- 2012elections - 9/11 Special Coverage - aca - africanamericanalzheimers - aids - Alabama News Network - american - Awards & Expo - bees - bilingual - border - californiaeducation - Caribbean - cir - citizenship - climatechange - collgeinmiami - community - democrats - ecotourism - Elders - Election 2012 - elections2012 - escuelas - Ethnic Media in the News - Ethnicities - Events - Eye on Egypt - Fellowships - food - Foreclosures - Growing Up Poor in the Bay Area - Health Care Reform - healthyhungerfreekids - howtodie - humiliating - immigrants - Inside the Shadow Economy - kimjongun - Latin America - Law & Justice - Living - Media - memphismediaroundtable - Multimedia - NAM en Espaol - Politics & Governance - Religion - Richmond Pulse - Science & Technology - Sports - The Movement to Expand Health Care Access - Video - Voter Suppression - War & Conflict - 攔截盤查政策 - Top Stories - Immigration - Health - Economy - Education - Environment - Ethnic Media Headlines - International Affairs - NAM en Español - Occupy Protests - Youth Culture - Collaborative Reporting

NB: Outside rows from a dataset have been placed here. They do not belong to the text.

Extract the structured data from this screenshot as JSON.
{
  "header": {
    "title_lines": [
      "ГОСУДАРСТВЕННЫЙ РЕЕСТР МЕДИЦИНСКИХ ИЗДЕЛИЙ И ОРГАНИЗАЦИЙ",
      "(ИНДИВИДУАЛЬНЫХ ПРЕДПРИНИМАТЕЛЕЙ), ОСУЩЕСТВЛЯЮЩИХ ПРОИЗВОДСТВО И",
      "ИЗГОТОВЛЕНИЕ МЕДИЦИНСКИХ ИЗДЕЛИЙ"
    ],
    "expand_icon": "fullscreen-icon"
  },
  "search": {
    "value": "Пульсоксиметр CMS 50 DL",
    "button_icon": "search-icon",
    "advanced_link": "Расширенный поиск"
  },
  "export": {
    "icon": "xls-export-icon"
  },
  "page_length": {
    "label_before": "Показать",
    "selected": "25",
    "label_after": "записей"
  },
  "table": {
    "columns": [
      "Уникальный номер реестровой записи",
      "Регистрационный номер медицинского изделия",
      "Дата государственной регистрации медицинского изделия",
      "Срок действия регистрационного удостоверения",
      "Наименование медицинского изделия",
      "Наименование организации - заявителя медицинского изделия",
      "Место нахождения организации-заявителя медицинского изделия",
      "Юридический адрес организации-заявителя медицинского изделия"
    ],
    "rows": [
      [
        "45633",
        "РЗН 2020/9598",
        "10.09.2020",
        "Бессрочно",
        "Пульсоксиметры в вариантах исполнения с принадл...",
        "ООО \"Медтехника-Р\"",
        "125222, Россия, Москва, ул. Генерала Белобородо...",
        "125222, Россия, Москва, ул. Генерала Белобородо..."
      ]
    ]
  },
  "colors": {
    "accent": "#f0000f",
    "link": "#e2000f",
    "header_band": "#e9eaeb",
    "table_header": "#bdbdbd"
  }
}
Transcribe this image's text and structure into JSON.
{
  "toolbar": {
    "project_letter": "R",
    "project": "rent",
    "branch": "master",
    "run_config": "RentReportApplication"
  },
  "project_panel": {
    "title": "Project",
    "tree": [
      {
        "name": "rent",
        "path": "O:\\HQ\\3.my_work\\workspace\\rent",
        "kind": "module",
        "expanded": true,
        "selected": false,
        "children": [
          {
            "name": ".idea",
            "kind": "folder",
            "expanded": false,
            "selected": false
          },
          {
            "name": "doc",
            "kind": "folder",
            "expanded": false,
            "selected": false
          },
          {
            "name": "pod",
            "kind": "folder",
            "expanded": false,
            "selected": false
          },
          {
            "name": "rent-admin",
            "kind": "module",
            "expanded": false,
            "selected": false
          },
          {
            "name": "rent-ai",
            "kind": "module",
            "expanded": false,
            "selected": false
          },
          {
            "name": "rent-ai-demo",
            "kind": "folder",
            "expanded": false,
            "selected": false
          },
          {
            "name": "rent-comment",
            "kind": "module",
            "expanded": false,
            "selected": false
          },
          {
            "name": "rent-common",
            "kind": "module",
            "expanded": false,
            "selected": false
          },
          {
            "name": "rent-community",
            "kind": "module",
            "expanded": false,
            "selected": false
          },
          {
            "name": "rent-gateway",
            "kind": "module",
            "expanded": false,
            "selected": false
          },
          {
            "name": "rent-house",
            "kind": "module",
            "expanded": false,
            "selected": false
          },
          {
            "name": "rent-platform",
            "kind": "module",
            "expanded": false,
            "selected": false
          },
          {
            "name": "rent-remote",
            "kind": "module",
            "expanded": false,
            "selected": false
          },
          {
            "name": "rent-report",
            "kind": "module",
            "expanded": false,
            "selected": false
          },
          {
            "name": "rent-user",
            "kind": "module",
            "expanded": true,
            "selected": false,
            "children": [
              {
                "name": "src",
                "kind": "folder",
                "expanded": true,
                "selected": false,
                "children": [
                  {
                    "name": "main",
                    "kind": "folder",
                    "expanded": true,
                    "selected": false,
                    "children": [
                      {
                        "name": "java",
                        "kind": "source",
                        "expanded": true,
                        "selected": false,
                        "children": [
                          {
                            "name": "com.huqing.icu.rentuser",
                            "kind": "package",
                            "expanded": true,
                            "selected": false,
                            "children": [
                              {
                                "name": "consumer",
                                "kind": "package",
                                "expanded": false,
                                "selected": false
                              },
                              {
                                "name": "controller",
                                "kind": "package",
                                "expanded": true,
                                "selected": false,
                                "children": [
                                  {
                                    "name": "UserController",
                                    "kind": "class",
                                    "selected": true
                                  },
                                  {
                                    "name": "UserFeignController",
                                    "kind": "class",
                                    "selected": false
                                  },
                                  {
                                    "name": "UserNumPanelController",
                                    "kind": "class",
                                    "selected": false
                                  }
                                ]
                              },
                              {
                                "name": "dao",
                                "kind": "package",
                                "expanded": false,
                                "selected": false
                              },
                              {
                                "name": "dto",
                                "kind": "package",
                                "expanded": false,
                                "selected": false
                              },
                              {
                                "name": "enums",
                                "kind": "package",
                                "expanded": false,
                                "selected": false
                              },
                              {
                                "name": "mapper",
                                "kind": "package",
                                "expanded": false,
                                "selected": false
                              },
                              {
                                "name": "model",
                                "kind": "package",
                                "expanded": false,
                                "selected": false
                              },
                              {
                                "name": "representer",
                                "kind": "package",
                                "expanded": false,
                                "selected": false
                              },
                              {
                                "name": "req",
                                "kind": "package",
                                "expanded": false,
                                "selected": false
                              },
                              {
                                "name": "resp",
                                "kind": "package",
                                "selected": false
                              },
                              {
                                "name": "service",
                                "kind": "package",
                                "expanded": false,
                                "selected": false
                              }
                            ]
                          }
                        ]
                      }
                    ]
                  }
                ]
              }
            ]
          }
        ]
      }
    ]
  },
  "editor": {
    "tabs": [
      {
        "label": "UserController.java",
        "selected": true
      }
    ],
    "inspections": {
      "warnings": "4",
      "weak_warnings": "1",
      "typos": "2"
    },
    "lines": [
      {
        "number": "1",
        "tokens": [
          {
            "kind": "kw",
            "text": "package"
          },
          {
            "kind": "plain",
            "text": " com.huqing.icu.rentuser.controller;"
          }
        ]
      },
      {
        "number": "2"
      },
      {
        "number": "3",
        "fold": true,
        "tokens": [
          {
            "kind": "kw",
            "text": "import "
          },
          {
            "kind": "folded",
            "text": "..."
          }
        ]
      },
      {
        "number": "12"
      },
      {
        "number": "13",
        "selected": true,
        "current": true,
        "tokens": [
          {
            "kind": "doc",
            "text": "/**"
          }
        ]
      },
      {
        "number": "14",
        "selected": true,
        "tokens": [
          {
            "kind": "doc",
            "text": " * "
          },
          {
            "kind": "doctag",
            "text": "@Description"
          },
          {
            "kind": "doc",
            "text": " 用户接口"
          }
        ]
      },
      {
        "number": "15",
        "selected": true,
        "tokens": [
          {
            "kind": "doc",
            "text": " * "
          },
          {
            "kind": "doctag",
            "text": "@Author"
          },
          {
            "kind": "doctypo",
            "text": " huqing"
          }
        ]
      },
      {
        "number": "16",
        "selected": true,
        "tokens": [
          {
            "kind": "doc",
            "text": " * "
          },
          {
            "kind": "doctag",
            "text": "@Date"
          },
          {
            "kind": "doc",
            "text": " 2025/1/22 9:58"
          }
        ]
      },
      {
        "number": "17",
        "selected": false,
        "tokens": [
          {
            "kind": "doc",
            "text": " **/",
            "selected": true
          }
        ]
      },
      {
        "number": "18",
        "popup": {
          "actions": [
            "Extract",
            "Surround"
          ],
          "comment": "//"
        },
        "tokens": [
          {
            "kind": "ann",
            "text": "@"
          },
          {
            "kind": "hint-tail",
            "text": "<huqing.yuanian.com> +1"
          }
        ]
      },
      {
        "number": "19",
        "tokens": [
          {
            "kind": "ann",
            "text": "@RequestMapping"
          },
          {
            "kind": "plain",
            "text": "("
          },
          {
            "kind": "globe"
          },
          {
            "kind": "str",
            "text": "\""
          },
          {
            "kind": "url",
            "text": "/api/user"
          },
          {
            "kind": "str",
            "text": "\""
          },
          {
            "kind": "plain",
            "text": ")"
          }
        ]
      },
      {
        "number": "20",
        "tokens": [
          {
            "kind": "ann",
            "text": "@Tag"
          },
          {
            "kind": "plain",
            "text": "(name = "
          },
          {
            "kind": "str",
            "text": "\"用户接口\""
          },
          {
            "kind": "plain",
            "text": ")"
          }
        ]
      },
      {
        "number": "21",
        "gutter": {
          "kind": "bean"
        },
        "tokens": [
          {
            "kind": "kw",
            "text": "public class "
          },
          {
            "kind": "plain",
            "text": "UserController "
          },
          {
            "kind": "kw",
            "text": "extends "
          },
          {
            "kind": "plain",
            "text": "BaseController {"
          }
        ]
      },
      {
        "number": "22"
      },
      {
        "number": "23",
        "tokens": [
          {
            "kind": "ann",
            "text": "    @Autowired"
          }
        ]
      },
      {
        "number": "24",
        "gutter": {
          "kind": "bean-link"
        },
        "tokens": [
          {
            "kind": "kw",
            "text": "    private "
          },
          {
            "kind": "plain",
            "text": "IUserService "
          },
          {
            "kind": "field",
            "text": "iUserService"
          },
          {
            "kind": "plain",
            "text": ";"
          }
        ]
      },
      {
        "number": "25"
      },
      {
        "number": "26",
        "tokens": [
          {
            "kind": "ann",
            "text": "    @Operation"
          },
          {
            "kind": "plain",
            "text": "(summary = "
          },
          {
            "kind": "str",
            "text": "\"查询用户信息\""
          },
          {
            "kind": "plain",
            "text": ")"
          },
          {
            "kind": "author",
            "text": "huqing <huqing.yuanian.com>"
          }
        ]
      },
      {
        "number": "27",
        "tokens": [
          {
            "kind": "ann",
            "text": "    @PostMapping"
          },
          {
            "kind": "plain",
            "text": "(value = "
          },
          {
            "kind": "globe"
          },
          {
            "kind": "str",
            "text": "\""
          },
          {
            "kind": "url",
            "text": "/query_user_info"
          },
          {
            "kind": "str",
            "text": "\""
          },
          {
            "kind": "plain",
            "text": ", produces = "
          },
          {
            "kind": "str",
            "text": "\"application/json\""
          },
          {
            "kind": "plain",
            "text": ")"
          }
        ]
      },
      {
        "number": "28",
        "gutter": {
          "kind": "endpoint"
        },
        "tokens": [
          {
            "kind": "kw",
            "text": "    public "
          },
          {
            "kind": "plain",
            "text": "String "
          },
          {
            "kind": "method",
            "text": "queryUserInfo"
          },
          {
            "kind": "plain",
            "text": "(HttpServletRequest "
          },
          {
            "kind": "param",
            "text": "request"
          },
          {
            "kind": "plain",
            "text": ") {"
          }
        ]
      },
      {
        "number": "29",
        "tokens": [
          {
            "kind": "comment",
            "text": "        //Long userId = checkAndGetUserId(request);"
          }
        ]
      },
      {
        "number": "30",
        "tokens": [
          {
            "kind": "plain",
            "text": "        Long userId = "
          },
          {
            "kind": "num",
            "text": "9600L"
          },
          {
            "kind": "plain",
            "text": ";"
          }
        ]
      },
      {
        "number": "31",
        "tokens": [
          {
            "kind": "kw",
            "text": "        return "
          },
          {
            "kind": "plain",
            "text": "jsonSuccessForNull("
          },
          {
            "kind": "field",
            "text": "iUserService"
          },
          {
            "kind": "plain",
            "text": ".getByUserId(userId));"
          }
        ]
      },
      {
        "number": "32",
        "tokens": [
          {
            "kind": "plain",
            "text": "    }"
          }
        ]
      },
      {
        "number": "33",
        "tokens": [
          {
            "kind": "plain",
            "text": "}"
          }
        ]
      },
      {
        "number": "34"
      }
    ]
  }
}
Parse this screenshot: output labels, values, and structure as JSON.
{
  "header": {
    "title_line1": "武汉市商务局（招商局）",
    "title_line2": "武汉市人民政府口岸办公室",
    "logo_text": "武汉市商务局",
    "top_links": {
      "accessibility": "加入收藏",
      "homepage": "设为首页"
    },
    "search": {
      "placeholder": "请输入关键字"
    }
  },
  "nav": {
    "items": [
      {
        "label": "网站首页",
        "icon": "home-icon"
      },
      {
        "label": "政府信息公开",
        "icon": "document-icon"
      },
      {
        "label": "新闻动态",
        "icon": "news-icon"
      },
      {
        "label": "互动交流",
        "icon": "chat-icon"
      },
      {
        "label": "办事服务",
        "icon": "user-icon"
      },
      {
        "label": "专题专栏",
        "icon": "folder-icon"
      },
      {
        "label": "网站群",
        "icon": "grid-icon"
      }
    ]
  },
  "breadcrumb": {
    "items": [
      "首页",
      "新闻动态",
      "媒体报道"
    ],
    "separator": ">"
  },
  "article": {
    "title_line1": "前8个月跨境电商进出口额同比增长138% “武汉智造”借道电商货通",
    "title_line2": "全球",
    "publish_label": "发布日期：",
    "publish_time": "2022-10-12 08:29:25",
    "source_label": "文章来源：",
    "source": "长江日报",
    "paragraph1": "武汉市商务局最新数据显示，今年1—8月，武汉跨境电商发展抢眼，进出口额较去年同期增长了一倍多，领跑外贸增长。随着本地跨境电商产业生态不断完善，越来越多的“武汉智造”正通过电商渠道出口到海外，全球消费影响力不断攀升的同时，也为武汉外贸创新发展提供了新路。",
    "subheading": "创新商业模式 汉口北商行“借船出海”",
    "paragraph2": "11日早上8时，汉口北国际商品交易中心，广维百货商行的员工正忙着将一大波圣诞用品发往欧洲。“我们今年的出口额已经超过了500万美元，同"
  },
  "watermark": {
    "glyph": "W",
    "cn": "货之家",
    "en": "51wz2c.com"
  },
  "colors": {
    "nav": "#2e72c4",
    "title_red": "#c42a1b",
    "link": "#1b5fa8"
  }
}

Newsmaker Briefing on Ethnic Media as First-Line Responders

Awards Blog, Tom Turpel, editor of Sprawl Magazine with New America Media Posted: Nov 16, 2006

On Tuesday, November 14, New America Media hosted a news briefing on Ethnic Media As First-Line Responders in Washington D.C., just a few hours before the first National Ethnic Media Awards were held in the nations capital. First-Line Responders Photo Gallery

panel
The moderator was Denise Rolark Barnes, publisher of The Washington Informer. She said that in this day and age, though we might be looking at first-line responders as those who were in the midst of chaos, in covering Hurricane Katrina last year, there were many places and many issues when the ethnic press came to the front lines to cover what mattered most to their communities.

Opening remarks were made by Carl Pope, Executive Director of the Sierra Club, who stressed that the government must recognize the critical role of the ethnic media in informing their communities about emergency information. He stressed that new government rules which bar agencies from communicating with ethnic communities have to be changed, so that Katrina never happens again.

Terry Jones, publisher of Data News Weekly and Vu Thanh Thuy, Vice-President and CEO of Radio Saigon-Houston, knew exactly how difficult that reporting was. Both had first hand experience covering the most tragic natural disaster in the last 15 years, Hurricane Katrina. Jones, whose newspaper is based and published in New Orleans talked about what it took to continue his publication during that crisis: to get out the necessary information on survival to those who needed it most, his fellow neighbors and community members. Thuy described how useless the mainstream media was for many in the Vietnamese community. Radio broadcasts in Vietnamese proved crucial in assisting their mass exodus from New Orleans to Houston.

Pilar Marrero, political columnist for La Opinion, and also a New America Media award winner, talked about being a first-line responder in one of the largest political movements to hit California since the sixties, the protests against immigration reform. Marrero showed many of the photos taken by La Opinion on March 25, when Latinos from all over southern California surrounded City Hall, to show there support against House Bill HR-4477, which would make being an illegal immigrant a felony. Marrero compared these photos those taken by La Opinion during the East L.A. public school walkouts nearly forty years ago, when Latino students demanding more resources for a better education walked out in protest. Although those pictures were black and white and the kids wore different fashions, she pointed out that the expressions on the faces and the actions of many in this community, were all too similar.

Greg Macabenta, publisher of Filipinas Magazine, concluded the briefing talking about the impact and effect his publication has made on the Pinoy population which turns to his magazine for information. From lashing out on failures to elect a Filipino-American to public office, to showcasing podcasts specifically dedicated to Pinoy listeners, Macabenta displayed what being a first-line responder means: being there for your community first and foremost, and not letting the mainstream media filter out their priorities.

Control your own content! Macabenta exclaimed, That is the only way you can be a first-responder for your people.


Page 1 of 1

-->




Advertisement


ADVERTISEMENT


Just Posted

NAM Coverage

NAM Awards Seminar Coverage